In this guide, we’ll cover five helpful tips for the recovery process. Whether you’re freshly divorced from the gaslighter in your life or thinking about leaving, these tips will help make the recovery process a little easier. Once you learn how to deal with gaslighting after it’s gone, you’ll be well on your way to a better future.
1. Don’t Go Back To It
Table of Contents
Once you escape gaslighting, do not go back to it. It doesn’t matter how appealing a person might seem, if you recognize the tell-tale signs of gaslighting, stay away. This means at work, in personal relationships, and with family and friends. A gaslighter has no place in your life. Remember how it made you feel to be gaslighted on a daily basis.
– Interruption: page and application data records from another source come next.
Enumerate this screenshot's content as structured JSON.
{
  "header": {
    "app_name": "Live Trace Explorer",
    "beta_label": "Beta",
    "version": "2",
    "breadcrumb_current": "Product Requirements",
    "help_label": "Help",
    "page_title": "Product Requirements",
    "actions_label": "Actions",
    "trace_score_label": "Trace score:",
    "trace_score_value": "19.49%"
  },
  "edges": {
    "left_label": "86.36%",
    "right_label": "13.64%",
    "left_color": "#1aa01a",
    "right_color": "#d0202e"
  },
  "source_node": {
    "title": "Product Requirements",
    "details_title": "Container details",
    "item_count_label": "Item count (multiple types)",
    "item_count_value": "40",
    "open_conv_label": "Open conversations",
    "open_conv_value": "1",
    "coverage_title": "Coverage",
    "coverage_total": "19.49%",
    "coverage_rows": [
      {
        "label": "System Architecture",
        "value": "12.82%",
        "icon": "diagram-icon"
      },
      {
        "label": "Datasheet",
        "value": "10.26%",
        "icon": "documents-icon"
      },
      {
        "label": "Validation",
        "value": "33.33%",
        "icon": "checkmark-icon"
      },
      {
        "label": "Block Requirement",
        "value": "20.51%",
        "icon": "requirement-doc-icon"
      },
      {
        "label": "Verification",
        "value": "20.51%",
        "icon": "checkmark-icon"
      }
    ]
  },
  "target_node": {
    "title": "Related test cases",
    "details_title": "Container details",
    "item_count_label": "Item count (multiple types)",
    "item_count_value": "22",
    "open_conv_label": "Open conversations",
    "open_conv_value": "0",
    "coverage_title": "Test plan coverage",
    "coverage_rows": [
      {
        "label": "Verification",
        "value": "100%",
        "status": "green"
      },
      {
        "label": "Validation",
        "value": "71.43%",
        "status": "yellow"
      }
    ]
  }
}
Remember all of the pain and anguish you had to feel, how you nearly lost your sense of self and your sanity, and how you struggled to make a decision you were proud of. That’s not how you want to feel again.
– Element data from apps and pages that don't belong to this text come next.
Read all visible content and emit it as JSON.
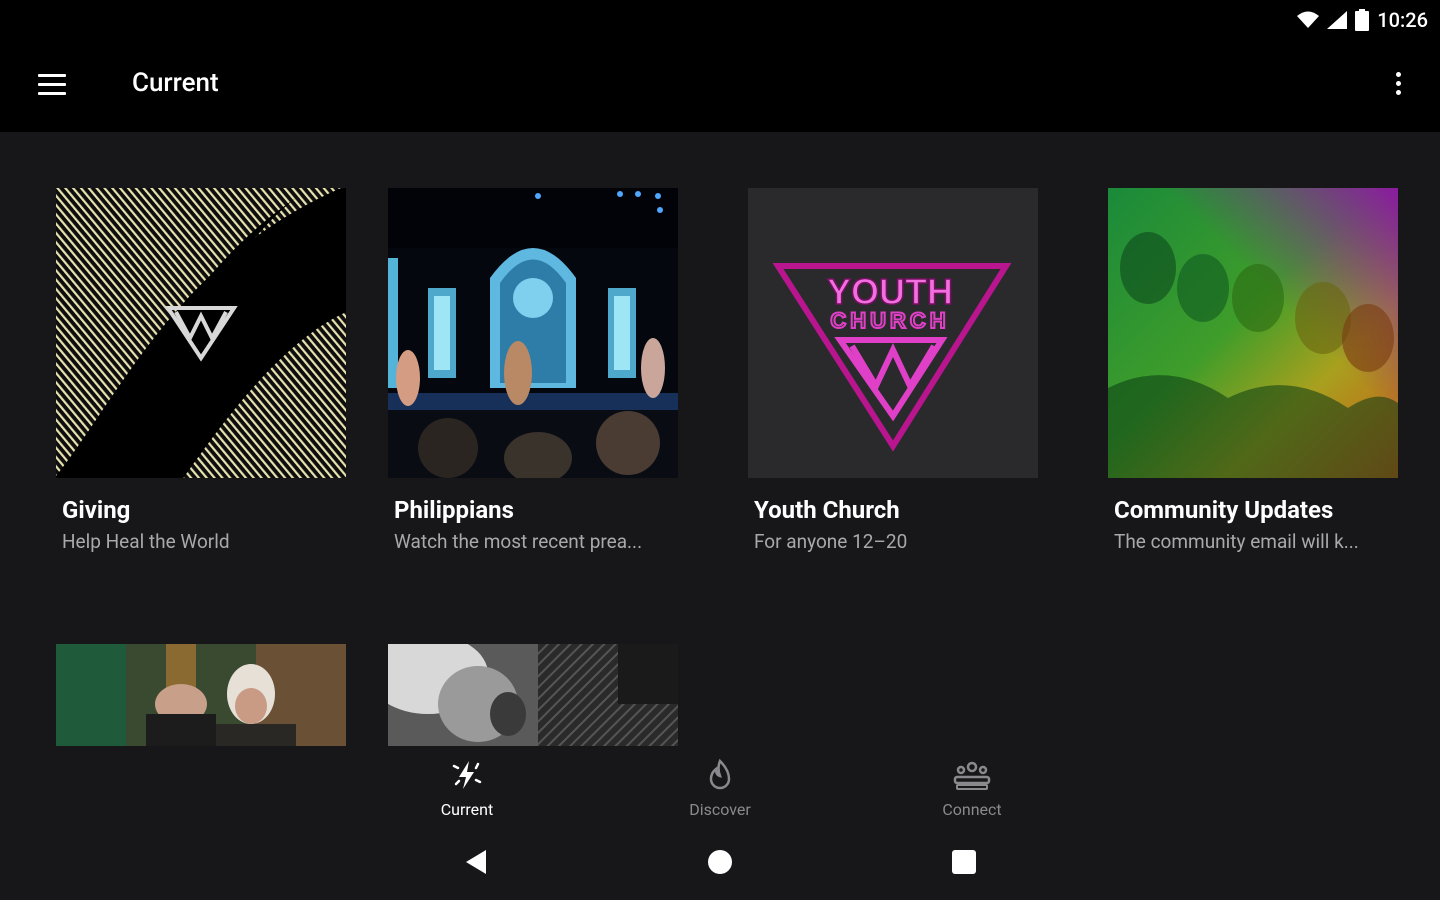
{
  "status": {
    "time": "10:26",
    "icons": [
      "wifi-icon",
      "signal-icon",
      "battery-icon"
    ]
  },
  "appbar": {
    "title": "Current",
    "menu_icon": "hamburger-menu-icon",
    "overflow_icon": "more-vert-icon"
  },
  "cards": [
    {
      "title": "Giving",
      "subtitle": "Help Heal the World"
    },
    {
      "title": "Philippians",
      "subtitle": "Watch the most recent prea..."
    },
    {
      "title": "Youth Church",
      "subtitle": "For anyone 12–20",
      "logo_line1": "YOUTH",
      "logo_line2": "CHURCH"
    },
    {
      "title": "Community Updates",
      "subtitle": "The community email will k..."
    }
  ],
  "bottom_nav": [
    {
      "label": "Current",
      "icon": "bolt-sparkle-icon",
      "active": true
    },
    {
      "label": "Discover",
      "icon": "flame-icon",
      "active": false
    },
    {
      "label": "Connect",
      "icon": "group-icon",
      "active": false
    }
  ],
  "system_nav": {
    "back_icon": "back-triangle-icon",
    "home_icon": "home-circle-icon",
    "recents_icon": "recents-square-icon"
  },
  "colors": {
    "background": "#17171a",
    "bar": "#000000",
    "accent_pink": "#e040c8",
    "active_nav": "#ffffff",
    "inactive_nav": "#8a8a8e"
  }
}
It’s important to take new relationships slow when you’ve been gaslighted before. You need to get past the charm of the new person and see who they really are. Gaslighters are often charming in the beginning and slowly reveal their toxicity over time, once they’ve already got you hooked. Be careful of this behavior. Don’t buy into the charm right away.
If someone you know seems to be exhibiting gaslighting behavior, don’t be afraid to take a step back from them. Your only focus should be on repairing the damage that’s already been done and preventing more.
2. Seek Professional Help
Often, the psychological damage caused by gaslighting is simply too great for anyone to repair on their own. In that case, you’ll want to seek professional help. This might mean a recovery group or personal counselor. Or, in lieu of professional help, you can turn to internet support and recovery groups or chat rooms.
The important thing is that you have support during the recovery process. Some wounds take years to heal, so make sure you’ve got good friends, a good support group, or you’re working with a licensed therapist to start to unpack some of that psychological damage.
It’s ok to need help, especially when you’ve been mentally abused with gaslighting. Don’t be afraid to reach out. There’s nothing to be ashamed of!
3. Understand Residual Effects
The residual effects of gaslighting can often last years if the damage was severe enough. You might have trouble trusting people, you might become apologetic for everything you do, and more. It’s important to recognize and understand these residual effects for what they are. They’re simply side-effects of long-standing mental abuse and maltreatment. They’re not your fault.
It can be difficult to form new relationships when you’re still dealing with the effects of gaslighting. It’s usually a good idea to abstain from new romantic relationships until you’ve addressed some of the trauma from your gaslighting. It’s not fair to your new partner for you to be dealing with residual damage and trying to form a close bond.
4. Be Patient With Yourself
Patience is your greatest ally in the recovery process. Things take time, and you can’t rush healing. You won’t be fully healed until you’ve sorted through the emotions, rediscovered your self-worth and confidence, and fully understand that it wasn’t your fault you were abused. This can take time. It’s a slow process, but one that’s so important to the rest of your life.
Give yourself all the time you need to heal. If it takes ten years, so be it! As long as you’re working toward a happier, healthier future, you’re on the right track. And don’t forget to keep gaslighters out of your life.
5. Learn To Trust Again
Gaslighting is a form of narcissistic abuse and can shatter your trust in other people. It’s incredibly difficult to trust new people when you’re constantly being gaslighted, lied to, or manipulated. Learning to trust again is perhaps the longest part of the recovery process, and the most fragile. One poor relationship can cause you to have to start over, so be careful with your heart. Focus on your goals. Keep your path clear. You can learn to trust again.
Moving Forward For A Better Future
Leaving your gaslighter behind is one of the best decisions you’ll ever make for a better future. You’re taking control of your destiny and saying no to abuse. Holding yourself to a higher standard of treatment will open up all kinds of new opportunities. Don’t miss them!